Quantum archaeology: a user's guide  


Max Adams (University of Newcastle)

Paper short abstract:

This paper argues for a quantum unit of past. Employment of this concept in real-time field archaeology forces on the archaeologist a non-linear, dynamic role in mapping the tolerance of the information universe which we call the past.

Paper long abstract:

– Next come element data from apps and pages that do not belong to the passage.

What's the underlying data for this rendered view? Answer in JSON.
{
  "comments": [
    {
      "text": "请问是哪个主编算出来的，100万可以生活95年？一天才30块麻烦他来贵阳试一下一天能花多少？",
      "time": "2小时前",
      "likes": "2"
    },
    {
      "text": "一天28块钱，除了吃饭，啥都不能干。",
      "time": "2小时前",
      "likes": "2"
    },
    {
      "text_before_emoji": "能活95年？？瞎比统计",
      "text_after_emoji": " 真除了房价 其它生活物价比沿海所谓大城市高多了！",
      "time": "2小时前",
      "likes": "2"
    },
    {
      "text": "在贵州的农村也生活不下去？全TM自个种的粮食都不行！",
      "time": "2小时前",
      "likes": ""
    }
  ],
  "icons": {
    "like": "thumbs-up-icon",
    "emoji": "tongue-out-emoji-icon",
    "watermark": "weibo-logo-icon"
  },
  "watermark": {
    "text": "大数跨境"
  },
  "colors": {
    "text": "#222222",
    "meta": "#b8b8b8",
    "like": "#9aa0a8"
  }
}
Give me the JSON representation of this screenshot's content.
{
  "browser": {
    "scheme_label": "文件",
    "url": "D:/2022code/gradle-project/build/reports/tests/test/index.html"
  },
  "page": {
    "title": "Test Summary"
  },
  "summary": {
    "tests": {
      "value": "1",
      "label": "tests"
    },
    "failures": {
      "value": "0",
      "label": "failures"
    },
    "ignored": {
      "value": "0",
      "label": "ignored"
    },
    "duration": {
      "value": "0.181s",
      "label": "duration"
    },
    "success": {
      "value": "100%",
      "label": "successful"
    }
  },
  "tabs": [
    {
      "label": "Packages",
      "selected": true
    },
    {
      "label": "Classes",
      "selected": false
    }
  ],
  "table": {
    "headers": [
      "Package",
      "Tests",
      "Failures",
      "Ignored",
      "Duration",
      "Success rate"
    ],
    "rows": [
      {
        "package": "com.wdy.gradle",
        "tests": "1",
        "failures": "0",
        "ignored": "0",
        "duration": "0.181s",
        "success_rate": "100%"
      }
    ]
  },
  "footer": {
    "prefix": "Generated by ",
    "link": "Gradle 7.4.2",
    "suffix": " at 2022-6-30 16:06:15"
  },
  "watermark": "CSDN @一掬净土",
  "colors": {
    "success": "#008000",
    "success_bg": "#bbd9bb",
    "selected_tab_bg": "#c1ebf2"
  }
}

In 1987 at Bradford TAG a revolution was called for in placing formation processes at the centre of both field investigation and conceptual ideas of archaeological entities. This revolution has not yet been televised. Archaeological theory-time has passed slowly. Even so, it may be worth pushing towards the next boundary: the quantumisation of archaeological entities and process. In theory and in practice this requires the creation of a unit of past, of a theorisation of archaeological time and the re-positioning of the archaeologist in time. It requires archaeologists to complete the subjectivisation of their practice; it requires them to conduct the single scientific experiment that would justify their claim to being primary witnesses to and custodians of the past. This is not idle fancy. It is neither obscure nor conceptually complex. Nor is it post-processual mutton dressed as lamb. It is the start of the next revolution. But don't bother turning your television on just yet.

Panel S05
The evanescent milkman cometh: archaeologies of obscure complexities, actions, formation and transformation